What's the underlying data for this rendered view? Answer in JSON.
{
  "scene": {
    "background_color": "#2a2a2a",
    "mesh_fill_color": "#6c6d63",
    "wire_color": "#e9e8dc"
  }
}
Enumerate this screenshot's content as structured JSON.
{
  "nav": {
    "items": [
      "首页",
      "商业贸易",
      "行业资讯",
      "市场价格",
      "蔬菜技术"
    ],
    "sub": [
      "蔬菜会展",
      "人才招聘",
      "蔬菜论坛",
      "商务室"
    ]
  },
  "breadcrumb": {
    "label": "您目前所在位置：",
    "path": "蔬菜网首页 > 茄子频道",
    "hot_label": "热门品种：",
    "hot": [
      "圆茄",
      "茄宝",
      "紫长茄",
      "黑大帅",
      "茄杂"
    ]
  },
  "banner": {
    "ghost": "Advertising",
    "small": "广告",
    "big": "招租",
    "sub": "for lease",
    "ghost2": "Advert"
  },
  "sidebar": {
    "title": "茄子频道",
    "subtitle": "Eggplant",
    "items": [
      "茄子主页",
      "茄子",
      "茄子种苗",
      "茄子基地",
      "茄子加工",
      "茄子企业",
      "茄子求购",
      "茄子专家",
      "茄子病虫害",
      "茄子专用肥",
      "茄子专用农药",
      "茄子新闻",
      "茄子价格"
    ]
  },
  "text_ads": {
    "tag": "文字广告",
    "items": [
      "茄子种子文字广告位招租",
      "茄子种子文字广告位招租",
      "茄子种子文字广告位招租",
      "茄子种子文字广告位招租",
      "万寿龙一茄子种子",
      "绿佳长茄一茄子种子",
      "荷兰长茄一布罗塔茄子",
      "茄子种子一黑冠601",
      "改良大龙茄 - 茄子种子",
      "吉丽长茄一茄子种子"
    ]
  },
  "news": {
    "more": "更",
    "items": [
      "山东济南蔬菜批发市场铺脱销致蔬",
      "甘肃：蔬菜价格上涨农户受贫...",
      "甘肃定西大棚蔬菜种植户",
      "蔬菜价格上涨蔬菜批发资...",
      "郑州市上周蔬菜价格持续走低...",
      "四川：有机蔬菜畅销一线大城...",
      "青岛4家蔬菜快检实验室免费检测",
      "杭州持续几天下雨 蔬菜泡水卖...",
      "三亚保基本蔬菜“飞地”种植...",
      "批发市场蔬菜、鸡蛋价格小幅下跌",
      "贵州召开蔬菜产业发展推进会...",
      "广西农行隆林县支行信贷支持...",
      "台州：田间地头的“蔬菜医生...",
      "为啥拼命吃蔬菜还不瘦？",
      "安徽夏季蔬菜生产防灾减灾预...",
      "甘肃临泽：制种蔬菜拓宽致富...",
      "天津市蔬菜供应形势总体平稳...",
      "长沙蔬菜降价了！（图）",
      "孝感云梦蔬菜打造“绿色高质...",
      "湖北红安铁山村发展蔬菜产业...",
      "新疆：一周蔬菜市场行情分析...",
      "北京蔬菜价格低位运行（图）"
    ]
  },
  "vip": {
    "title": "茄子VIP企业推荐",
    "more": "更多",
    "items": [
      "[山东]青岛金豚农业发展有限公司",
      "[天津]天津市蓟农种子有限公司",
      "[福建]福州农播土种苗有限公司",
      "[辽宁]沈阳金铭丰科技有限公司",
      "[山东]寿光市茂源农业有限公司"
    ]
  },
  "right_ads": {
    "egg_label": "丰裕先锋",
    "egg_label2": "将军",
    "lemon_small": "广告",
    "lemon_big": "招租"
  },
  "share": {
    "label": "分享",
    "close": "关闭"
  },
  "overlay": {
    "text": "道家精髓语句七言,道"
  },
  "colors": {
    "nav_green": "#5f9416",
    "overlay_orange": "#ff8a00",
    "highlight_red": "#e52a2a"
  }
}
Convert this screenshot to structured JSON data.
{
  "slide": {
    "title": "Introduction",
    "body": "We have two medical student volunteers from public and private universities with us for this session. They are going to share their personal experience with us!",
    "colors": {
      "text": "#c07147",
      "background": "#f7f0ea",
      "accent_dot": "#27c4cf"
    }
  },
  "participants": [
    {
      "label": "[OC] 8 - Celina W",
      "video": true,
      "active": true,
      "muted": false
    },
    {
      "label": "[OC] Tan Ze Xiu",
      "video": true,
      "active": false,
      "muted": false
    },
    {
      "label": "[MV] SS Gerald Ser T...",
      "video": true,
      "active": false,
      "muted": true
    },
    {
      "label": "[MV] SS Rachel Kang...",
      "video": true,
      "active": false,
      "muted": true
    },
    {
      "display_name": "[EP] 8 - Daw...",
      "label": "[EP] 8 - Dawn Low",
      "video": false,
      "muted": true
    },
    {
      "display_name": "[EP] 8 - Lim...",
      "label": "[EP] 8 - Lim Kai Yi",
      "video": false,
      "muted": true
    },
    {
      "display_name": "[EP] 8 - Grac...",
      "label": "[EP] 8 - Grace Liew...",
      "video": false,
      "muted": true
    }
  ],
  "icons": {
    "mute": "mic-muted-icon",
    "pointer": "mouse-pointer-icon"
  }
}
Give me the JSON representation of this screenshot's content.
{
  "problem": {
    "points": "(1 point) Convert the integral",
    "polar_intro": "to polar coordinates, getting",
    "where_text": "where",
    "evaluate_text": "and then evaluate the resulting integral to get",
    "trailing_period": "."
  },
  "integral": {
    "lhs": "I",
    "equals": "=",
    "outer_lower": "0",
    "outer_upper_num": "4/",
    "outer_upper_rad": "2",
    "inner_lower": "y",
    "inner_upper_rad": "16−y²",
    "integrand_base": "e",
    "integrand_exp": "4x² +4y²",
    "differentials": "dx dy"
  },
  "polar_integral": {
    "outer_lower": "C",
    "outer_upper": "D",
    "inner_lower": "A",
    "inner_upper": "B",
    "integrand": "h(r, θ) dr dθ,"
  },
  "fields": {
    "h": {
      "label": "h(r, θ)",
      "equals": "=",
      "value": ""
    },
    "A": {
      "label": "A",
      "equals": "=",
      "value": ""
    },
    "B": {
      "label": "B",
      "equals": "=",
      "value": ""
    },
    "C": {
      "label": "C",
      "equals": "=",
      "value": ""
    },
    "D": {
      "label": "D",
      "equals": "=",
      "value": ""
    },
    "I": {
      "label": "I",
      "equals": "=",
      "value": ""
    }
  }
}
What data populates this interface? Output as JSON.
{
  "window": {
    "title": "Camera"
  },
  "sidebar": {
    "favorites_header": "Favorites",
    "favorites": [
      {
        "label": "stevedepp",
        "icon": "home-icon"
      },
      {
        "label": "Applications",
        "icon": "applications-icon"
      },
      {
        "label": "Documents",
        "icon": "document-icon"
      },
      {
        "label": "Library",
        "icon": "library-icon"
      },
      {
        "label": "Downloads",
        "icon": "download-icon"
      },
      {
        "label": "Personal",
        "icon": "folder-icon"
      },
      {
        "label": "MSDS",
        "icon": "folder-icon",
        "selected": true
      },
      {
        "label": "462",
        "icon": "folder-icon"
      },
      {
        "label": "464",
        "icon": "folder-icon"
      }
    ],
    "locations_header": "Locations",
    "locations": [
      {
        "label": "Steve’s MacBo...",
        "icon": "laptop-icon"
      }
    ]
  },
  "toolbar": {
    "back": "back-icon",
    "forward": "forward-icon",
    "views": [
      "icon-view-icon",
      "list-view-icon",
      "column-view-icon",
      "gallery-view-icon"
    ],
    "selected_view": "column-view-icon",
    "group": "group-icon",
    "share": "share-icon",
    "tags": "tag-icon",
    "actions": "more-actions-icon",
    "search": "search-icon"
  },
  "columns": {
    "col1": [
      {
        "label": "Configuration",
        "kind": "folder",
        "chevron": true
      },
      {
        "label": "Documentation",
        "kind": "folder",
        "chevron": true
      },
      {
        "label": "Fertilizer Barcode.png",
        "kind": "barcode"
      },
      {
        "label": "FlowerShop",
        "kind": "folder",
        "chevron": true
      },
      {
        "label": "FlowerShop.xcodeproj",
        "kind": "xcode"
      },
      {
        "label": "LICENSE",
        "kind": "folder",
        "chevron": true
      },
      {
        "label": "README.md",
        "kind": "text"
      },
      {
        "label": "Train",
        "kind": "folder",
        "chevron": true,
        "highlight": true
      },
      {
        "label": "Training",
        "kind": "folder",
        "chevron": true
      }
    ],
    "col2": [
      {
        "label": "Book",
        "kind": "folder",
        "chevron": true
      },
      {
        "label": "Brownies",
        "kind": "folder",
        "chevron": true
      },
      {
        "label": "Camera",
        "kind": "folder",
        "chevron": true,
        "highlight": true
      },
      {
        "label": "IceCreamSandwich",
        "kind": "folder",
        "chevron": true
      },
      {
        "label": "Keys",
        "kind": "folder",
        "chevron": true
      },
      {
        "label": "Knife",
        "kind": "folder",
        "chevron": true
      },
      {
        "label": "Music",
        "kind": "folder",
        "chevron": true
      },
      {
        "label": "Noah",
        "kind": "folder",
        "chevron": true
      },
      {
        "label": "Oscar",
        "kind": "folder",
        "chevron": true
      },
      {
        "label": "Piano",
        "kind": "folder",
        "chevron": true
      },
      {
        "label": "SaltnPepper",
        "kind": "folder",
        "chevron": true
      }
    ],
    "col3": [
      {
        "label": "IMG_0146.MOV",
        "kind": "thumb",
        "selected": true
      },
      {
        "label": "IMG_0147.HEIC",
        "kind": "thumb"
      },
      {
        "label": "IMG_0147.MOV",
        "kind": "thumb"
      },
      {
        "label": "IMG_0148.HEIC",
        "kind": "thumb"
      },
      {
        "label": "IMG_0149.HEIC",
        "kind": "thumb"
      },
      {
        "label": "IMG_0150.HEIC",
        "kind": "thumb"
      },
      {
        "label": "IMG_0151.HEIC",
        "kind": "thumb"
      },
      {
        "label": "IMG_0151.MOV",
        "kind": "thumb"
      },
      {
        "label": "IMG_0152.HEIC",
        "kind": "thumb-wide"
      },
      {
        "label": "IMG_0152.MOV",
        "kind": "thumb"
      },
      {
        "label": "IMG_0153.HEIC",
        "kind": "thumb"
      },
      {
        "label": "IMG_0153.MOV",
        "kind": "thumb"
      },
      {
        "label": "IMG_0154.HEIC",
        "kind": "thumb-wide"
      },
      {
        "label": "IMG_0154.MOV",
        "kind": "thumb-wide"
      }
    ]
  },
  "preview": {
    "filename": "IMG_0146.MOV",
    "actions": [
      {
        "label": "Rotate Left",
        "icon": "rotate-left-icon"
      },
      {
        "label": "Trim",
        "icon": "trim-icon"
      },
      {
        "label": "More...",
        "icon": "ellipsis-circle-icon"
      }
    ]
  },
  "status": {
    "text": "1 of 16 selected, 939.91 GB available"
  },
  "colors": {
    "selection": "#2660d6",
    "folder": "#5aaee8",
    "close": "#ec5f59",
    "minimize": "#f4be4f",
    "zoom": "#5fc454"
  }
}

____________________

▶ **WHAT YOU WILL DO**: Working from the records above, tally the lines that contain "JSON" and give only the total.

▶ **RESULT FOR THIS EXERCISE**: 5